# TASK DESCRIPTION
Give the total number of lines in the data below that include "label", and nothing else.

# INFORMATION SUPPLIED
──────────────────────────────

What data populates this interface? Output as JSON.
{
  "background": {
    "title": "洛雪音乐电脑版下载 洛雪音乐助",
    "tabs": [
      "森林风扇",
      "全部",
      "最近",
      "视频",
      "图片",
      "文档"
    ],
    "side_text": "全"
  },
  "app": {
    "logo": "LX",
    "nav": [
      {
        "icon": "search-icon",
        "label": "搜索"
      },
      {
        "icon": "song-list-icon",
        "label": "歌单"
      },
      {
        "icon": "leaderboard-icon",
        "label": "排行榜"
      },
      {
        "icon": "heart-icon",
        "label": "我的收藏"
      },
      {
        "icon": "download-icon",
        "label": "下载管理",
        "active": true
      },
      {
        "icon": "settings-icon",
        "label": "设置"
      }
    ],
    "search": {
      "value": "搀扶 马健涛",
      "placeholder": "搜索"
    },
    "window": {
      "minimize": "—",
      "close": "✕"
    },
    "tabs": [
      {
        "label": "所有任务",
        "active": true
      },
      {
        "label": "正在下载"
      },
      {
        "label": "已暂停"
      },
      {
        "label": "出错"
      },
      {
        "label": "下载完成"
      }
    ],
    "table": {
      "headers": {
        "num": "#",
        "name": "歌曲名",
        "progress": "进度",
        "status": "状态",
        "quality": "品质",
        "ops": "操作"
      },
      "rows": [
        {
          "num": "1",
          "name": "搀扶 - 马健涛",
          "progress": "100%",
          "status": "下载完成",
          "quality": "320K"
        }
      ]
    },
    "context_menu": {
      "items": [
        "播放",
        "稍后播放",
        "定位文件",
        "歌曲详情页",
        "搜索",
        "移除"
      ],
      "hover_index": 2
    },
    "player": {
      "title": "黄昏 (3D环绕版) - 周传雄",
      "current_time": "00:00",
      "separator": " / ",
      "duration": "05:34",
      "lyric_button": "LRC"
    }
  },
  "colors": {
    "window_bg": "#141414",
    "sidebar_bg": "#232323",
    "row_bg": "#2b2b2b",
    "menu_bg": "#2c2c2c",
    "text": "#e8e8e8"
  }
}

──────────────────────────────

# ANSWER
11